• Task brief
Only the pictures stay out; every record is to be quoted exactly.

━━━━━━━━━━━━━━━━

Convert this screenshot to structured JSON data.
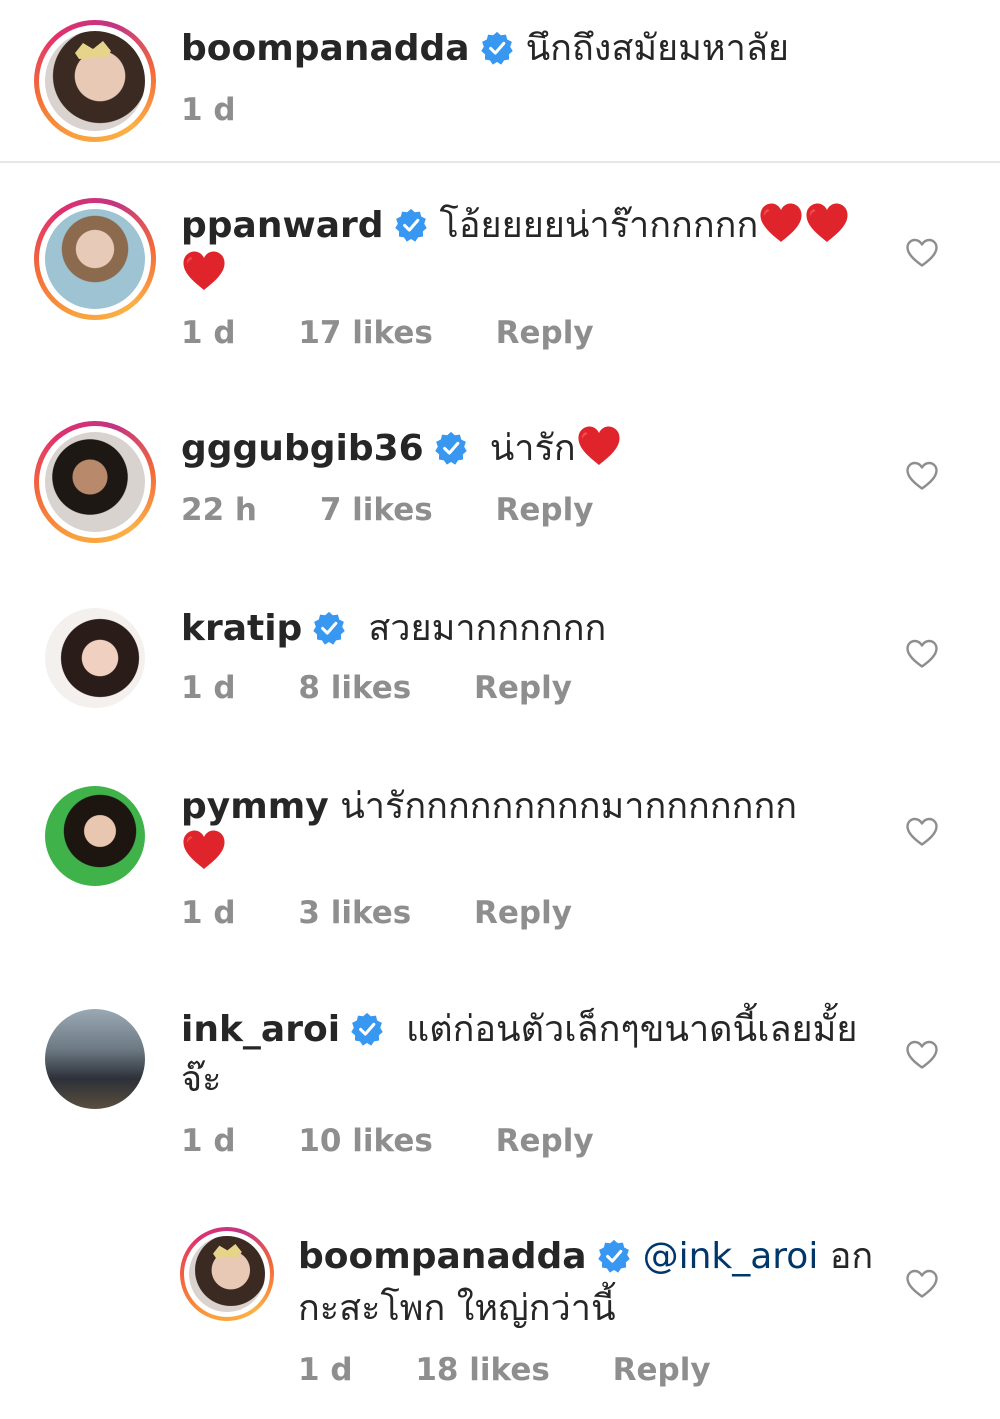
{
  "caption": {
    "username": "boompanadda",
    "text": "นึกถึงสมัยมหาลัย",
    "time": "1 d"
  },
  "comments": [
    {
      "username": "ppanward",
      "text_line1": "โอ้ยยยยน่าร๊ากกกกก",
      "text_line2": "",
      "time": "1 d",
      "likes": "17 likes",
      "reply": "Reply"
    },
    {
      "username": "gggubgib36",
      "text_line1": "น่ารัก",
      "time": "22 h",
      "likes": "7 likes",
      "reply": "Reply"
    },
    {
      "username": "kratip",
      "text_line1": "สวยมากกกกกก",
      "time": "1 d",
      "likes": "8 likes",
      "reply": "Reply"
    },
    {
      "username": "pymmy",
      "text_line1": "น่ารักกกกกกกกกมากกกกกกก",
      "time": "1 d",
      "likes": "3 likes",
      "reply": "Reply"
    },
    {
      "username": "ink_aroi",
      "text_line1": "แต่ก่อนตัวเล็กๆขนาดนี้เลยมั้ย",
      "text_line2": "จ๊ะ",
      "time": "1 d",
      "likes": "10 likes",
      "reply": "Reply"
    },
    {
      "username": "boompanadda",
      "mention": "@ink_aroi",
      "text_line1": " อก",
      "text_line2": "กะสะโพก ใหญ่กว่านี้",
      "time": "1 d",
      "likes": "18 likes",
      "reply": "Reply"
    }
  ],
  "colors": {
    "verified_blue": "#3897f0",
    "heart_red": "#e0242b",
    "meta_gray": "#8e8e8e",
    "mention_blue": "#00376b"
  },
  "icons": {
    "verified": "verified-badge-icon",
    "like": "heart-outline-icon",
    "emoji": "red-heart-emoji"
  }
}
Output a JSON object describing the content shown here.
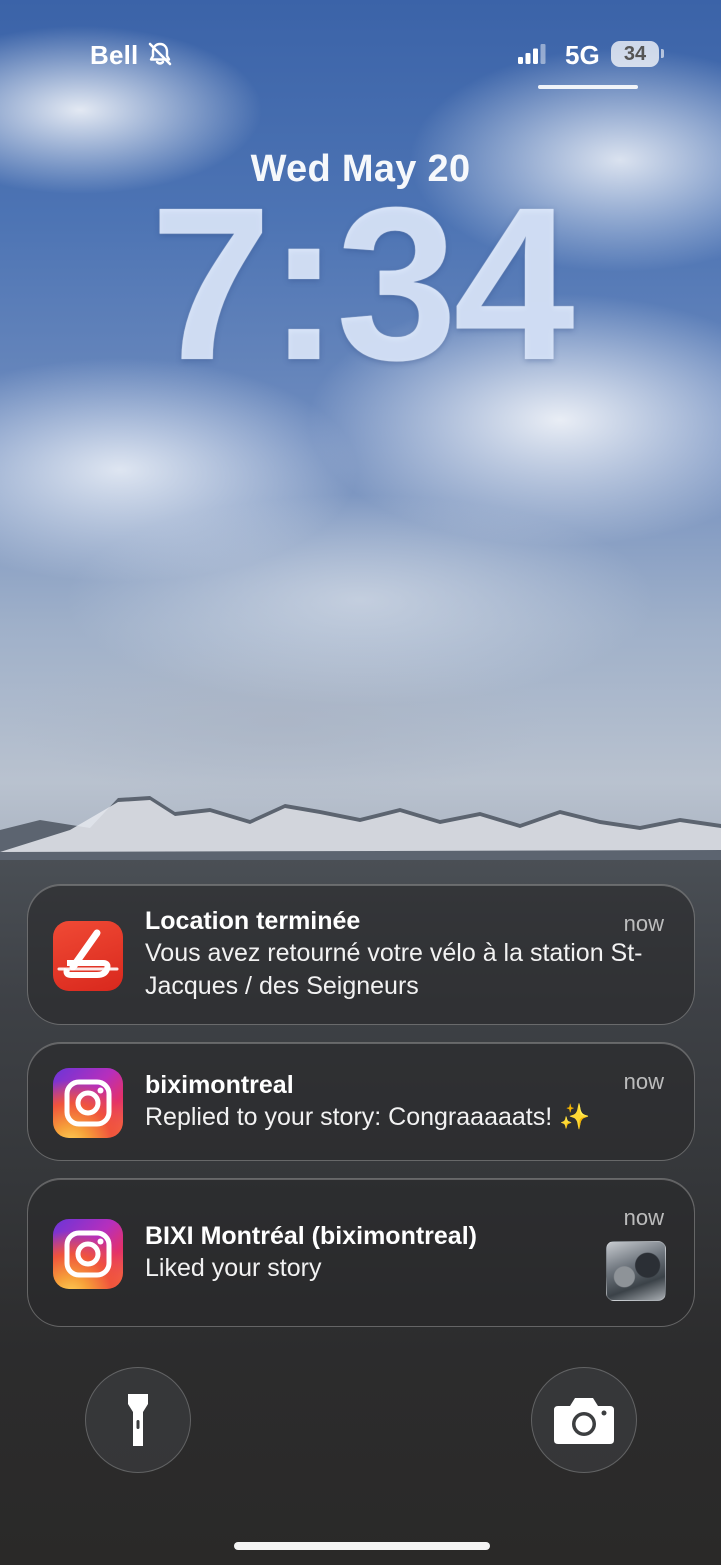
{
  "status_bar": {
    "carrier": "Bell",
    "mute_icon": "bell-slash-icon",
    "signal_icon": "cellular-signal-icon",
    "network": "5G",
    "battery": "34"
  },
  "lock_screen": {
    "date": "Wed May 20",
    "time": "7:34"
  },
  "notifications": [
    {
      "app_icon": "bixi-app-icon",
      "title": "Location terminée",
      "body": "Vous avez retourné votre vélo à la station St-Jacques / des Seigneurs",
      "time": "now"
    },
    {
      "app_icon": "instagram-app-icon",
      "title": "biximontreal",
      "body": "Replied to your story: Congraaaaats! ✨",
      "time": "now"
    },
    {
      "app_icon": "instagram-app-icon",
      "title": "BIXI Montréal (biximontreal)",
      "body": "Liked your story",
      "time": "now",
      "thumbnail": "story-thumbnail"
    }
  ],
  "quick_actions": {
    "left": "flashlight-icon",
    "right": "camera-icon"
  },
  "colors": {
    "bixi_red": "#e8372a",
    "notification_bg": "#28282a"
  }
}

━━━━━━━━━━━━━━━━

• Result
Convert this screenshot to structured JSON data.
{
  "caption": {
    "username": "boompanadda",
    "text": "นึกถึงสมัยมหาลัย",
    "time": "1 d"
  },
  "comments": [
    {
      "username": "ppanward",
      "text_line1": "โอ้ยยยยน่าร๊ากกกกก",
      "text_line2": "",
      "time": "1 d",
      "likes": "17 likes",
      "reply": "Reply"
    },
    {
      "username": "gggubgib36",
      "text_line1": "น่ารัก",
      "time": "22 h",
      "likes": "7 likes",
      "reply": "Reply"
    },
    {
      "username": "kratip",
      "text_line1": "สวยมากกกกกก",
      "time": "1 d",
      "likes": "8 likes",
      "reply": "Reply"
    },
    {
      "username": "pymmy",
      "text_line1": "น่ารักกกกกกกกกมากกกกกกก",
      "time": "1 d",
      "likes": "3 likes",
      "reply": "Reply"
    },
    {
      "username": "ink_aroi",
      "text_line1": "แต่ก่อนตัวเล็กๆขนาดนี้เลยมั้ย",
      "text_line2": "จ๊ะ",
      "time": "1 d",
      "likes": "10 likes",
      "reply": "Reply"
    },
    {
      "username": "boompanadda",
      "mention": "@ink_aroi",
      "text_line1": " อก",
      "text_line2": "กะสะโพก ใหญ่กว่านี้",
      "time": "1 d",
      "likes": "18 likes",
      "reply": "Reply"
    }
  ],
  "colors": {
    "verified_blue": "#3897f0",
    "heart_red": "#e0242b",
    "meta_gray": "#8e8e8e",
    "mention_blue": "#00376b"
  },
  "icons": {
    "verified": "verified-badge-icon",
    "like": "heart-outline-icon",
    "emoji": "red-heart-emoji"
  }
}
Output a JSON object describing the content shown here.
{
  "status_bar": {
    "carrier": "Bell",
    "mute_icon": "bell-slash-icon",
    "signal_icon": "cellular-signal-icon",
    "network": "5G",
    "battery": "34"
  },
  "lock_screen": {
    "date": "Wed May 20",
    "time": "7:34"
  },
  "notifications": [
    {
      "app_icon": "bixi-app-icon",
      "title": "Location terminée",
      "body": "Vous avez retourné votre vélo à la station St-Jacques / des Seigneurs",
      "time": "now"
    },
    {
      "app_icon": "instagram-app-icon",
      "title": "biximontreal",
      "body": "Replied to your story: Congraaaaats! ✨",
      "time": "now"
    },
    {
      "app_icon": "instagram-app-icon",
      "title": "BIXI Montréal (biximontreal)",
      "body": "Liked your story",
      "time": "now",
      "thumbnail": "story-thumbnail"
    }
  ],
  "quick_actions": {
    "left": "flashlight-icon",
    "right": "camera-icon"
  },
  "colors": {
    "bixi_red": "#e8372a",
    "notification_bg": "#28282a"
  }
}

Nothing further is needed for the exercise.